■ **What to work on**: Please tally the lines in the data below that include the string "KLIENCI", and reply with only the total.

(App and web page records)

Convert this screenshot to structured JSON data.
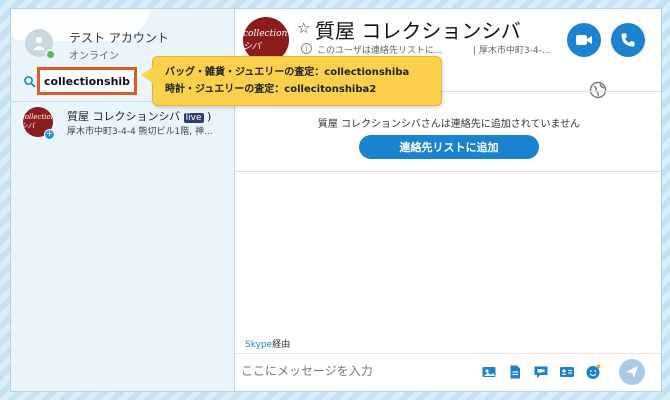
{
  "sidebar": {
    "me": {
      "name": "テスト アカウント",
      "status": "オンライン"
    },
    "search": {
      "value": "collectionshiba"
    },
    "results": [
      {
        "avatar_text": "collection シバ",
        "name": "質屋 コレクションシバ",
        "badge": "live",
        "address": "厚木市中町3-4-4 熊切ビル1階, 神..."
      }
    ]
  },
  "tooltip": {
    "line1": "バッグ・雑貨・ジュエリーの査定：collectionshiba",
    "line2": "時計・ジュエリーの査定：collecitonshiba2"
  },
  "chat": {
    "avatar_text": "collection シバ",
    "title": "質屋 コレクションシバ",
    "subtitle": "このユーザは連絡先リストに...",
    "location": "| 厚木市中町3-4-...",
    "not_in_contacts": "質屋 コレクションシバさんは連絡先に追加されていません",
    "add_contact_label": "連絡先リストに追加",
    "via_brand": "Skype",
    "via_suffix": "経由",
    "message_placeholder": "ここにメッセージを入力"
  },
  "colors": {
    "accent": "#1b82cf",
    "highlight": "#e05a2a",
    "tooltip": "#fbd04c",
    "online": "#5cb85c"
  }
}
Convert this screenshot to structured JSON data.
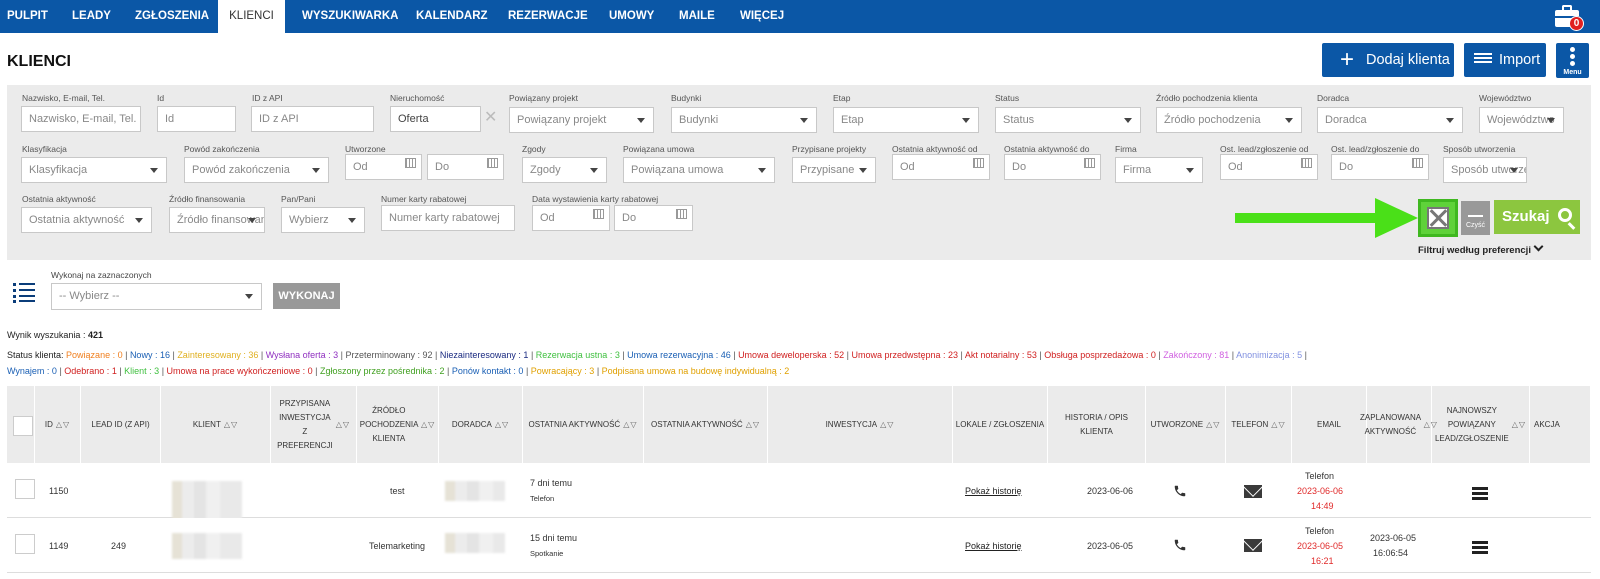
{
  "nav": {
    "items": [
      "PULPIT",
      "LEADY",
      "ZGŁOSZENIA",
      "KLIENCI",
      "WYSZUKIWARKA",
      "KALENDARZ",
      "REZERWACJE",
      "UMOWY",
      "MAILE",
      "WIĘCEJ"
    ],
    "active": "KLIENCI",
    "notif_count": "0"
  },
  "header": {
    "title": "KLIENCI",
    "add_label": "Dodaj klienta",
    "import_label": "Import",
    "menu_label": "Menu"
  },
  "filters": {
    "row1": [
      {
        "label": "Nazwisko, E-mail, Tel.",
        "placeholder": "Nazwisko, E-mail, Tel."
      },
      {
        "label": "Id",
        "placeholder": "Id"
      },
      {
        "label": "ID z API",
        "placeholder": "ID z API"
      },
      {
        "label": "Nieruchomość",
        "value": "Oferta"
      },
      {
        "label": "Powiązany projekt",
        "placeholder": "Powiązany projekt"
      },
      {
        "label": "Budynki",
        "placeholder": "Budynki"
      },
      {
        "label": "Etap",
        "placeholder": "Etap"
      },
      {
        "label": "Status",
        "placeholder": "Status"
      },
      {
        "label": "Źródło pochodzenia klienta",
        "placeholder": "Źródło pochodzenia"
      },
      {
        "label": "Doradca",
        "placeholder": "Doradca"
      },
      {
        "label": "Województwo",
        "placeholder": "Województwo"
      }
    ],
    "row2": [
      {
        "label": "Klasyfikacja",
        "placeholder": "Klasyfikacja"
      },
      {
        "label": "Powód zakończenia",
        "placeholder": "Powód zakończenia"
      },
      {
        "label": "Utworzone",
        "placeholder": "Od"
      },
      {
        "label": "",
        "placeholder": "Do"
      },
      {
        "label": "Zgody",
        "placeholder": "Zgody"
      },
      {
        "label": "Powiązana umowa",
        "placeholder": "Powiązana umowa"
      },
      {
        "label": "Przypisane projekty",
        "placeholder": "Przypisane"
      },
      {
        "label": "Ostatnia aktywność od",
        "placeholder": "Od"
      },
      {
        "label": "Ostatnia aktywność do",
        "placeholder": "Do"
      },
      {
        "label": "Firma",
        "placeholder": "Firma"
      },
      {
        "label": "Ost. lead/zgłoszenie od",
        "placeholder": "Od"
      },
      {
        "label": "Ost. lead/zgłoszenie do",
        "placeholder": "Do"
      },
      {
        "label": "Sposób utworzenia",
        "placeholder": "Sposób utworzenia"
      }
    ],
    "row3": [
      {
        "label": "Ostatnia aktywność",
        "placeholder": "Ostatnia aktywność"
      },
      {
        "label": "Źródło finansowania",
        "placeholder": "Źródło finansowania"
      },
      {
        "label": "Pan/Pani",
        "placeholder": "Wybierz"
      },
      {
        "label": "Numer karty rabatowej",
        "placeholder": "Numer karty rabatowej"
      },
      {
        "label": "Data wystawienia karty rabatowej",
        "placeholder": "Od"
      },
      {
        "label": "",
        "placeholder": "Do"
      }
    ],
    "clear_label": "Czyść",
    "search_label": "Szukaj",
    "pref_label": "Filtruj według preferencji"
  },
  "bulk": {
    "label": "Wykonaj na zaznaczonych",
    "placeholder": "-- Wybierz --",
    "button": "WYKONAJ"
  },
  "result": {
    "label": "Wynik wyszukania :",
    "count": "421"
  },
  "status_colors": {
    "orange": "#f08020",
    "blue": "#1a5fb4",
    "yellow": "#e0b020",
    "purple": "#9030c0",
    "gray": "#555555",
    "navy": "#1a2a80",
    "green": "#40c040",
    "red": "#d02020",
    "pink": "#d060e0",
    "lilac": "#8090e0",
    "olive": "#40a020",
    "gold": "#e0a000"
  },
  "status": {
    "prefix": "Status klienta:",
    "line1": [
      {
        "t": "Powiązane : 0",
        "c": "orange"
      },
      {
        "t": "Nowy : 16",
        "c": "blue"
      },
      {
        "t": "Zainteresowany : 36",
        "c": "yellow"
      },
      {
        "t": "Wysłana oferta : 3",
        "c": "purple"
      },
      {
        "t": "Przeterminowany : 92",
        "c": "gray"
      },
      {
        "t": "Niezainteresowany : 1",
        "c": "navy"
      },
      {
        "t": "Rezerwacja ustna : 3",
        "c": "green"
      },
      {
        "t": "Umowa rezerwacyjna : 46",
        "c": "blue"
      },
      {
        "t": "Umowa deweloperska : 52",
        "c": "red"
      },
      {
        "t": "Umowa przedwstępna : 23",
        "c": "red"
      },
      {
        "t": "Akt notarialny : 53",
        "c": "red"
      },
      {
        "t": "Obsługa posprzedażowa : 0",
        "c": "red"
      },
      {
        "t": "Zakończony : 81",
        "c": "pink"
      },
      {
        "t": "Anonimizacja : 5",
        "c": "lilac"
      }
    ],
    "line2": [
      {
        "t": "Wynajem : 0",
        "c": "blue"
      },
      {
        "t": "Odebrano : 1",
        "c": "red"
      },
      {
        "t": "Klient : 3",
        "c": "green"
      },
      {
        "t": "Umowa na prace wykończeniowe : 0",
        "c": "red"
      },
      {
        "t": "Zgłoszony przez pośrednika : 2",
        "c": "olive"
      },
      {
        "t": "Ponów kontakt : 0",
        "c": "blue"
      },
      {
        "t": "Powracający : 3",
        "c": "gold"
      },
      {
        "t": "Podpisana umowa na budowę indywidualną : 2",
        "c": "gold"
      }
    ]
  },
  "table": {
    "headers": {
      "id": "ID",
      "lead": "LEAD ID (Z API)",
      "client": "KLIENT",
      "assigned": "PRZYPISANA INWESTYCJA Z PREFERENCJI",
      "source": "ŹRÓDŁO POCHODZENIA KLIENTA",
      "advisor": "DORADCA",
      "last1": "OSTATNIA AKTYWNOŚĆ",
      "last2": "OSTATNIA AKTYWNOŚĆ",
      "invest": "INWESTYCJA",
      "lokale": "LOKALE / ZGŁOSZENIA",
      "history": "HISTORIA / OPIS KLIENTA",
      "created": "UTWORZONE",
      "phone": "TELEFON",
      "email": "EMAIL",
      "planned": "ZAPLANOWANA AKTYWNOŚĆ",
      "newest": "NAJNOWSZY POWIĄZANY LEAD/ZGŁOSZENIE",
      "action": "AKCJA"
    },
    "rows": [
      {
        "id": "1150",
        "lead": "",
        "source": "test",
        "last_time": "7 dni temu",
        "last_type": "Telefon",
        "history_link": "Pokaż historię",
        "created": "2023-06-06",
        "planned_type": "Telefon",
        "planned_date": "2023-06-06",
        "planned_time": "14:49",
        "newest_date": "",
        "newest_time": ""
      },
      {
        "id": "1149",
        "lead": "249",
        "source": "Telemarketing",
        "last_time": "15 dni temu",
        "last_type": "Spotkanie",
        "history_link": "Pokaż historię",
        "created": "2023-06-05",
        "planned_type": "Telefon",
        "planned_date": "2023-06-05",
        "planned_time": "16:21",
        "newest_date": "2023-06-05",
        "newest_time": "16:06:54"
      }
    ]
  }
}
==
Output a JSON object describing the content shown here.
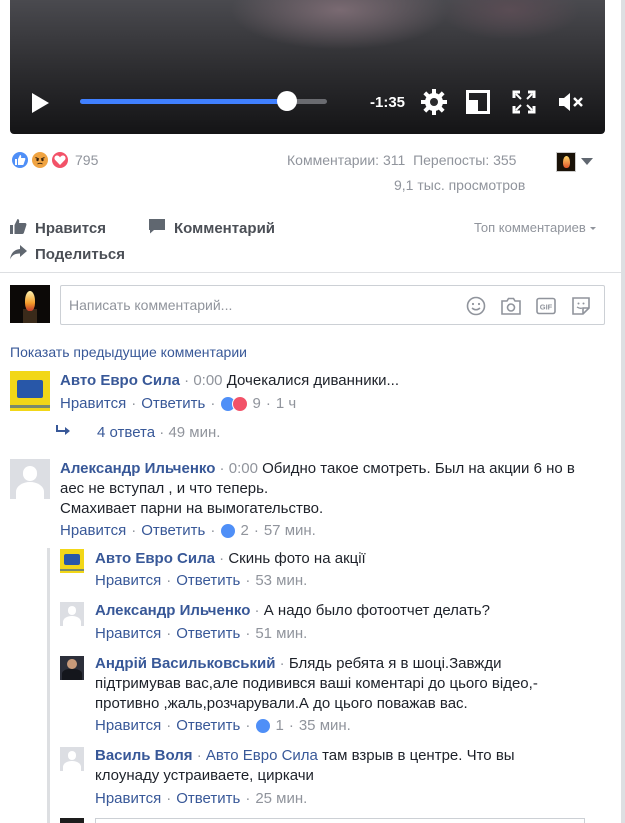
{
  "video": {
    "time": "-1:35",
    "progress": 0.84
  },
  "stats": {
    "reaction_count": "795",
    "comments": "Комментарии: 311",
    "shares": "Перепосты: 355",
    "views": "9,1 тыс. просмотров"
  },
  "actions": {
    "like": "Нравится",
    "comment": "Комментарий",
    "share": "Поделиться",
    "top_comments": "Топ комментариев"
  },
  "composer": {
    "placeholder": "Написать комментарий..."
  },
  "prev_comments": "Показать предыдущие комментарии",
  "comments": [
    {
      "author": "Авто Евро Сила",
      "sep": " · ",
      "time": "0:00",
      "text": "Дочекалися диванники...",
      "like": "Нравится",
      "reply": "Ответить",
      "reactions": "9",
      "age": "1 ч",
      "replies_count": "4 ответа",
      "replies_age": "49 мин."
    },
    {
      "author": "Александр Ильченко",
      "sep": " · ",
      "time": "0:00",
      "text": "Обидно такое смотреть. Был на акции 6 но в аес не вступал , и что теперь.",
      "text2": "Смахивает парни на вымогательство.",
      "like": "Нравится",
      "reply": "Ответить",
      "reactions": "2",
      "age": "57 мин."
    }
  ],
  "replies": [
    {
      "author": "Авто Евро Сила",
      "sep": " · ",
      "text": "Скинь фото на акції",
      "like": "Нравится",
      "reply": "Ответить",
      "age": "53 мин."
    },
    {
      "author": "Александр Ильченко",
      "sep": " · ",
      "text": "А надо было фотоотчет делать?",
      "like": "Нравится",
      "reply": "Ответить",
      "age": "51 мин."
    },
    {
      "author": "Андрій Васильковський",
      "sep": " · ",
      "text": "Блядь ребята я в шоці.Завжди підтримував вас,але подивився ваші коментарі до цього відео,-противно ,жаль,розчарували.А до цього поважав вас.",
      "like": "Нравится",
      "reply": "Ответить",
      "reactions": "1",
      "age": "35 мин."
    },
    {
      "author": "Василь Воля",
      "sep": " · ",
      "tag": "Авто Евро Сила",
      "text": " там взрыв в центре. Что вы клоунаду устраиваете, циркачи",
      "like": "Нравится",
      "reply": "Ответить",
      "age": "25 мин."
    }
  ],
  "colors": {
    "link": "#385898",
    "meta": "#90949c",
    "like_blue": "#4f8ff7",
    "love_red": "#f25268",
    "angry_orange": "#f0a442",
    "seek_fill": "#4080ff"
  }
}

■ **Finished exercise**: 3